══ DATA PROVIDED

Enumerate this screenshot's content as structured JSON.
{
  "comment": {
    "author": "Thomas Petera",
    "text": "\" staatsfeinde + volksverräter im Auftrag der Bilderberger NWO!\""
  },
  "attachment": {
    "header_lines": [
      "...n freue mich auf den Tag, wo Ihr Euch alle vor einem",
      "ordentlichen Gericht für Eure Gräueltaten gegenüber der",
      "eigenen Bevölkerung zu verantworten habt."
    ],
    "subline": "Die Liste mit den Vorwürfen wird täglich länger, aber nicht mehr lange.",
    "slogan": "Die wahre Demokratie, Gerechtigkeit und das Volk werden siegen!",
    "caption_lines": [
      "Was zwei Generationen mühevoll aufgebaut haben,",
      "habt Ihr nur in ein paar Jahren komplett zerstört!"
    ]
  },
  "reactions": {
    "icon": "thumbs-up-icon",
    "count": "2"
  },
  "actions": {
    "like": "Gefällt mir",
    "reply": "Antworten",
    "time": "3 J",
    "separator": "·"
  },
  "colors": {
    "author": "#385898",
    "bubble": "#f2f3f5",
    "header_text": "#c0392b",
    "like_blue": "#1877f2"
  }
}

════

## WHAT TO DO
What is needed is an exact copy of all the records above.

## REPLY TO THE TASK
Enumerate this screenshot's content as structured JSON.
{
  "comment": {
    "author": "Thomas Petera",
    "text": "\" staatsfeinde + volksverräter im Auftrag der Bilderberger NWO!\""
  },
  "attachment": {
    "header_lines": [
      "...n freue mich auf den Tag, wo Ihr Euch alle vor einem",
      "ordentlichen Gericht für Eure Gräueltaten gegenüber der",
      "eigenen Bevölkerung zu verantworten habt."
    ],
    "subline": "Die Liste mit den Vorwürfen wird täglich länger, aber nicht mehr lange.",
    "slogan": "Die wahre Demokratie, Gerechtigkeit und das Volk werden siegen!",
    "caption_lines": [
      "Was zwei Generationen mühevoll aufgebaut haben,",
      "habt Ihr nur in ein paar Jahren komplett zerstört!"
    ]
  },
  "reactions": {
    "icon": "thumbs-up-icon",
    "count": "2"
  },
  "actions": {
    "like": "Gefällt mir",
    "reply": "Antworten",
    "time": "3 J",
    "separator": "·"
  },
  "colors": {
    "author": "#385898",
    "bubble": "#f2f3f5",
    "header_text": "#c0392b",
    "like_blue": "#1877f2"
  }
}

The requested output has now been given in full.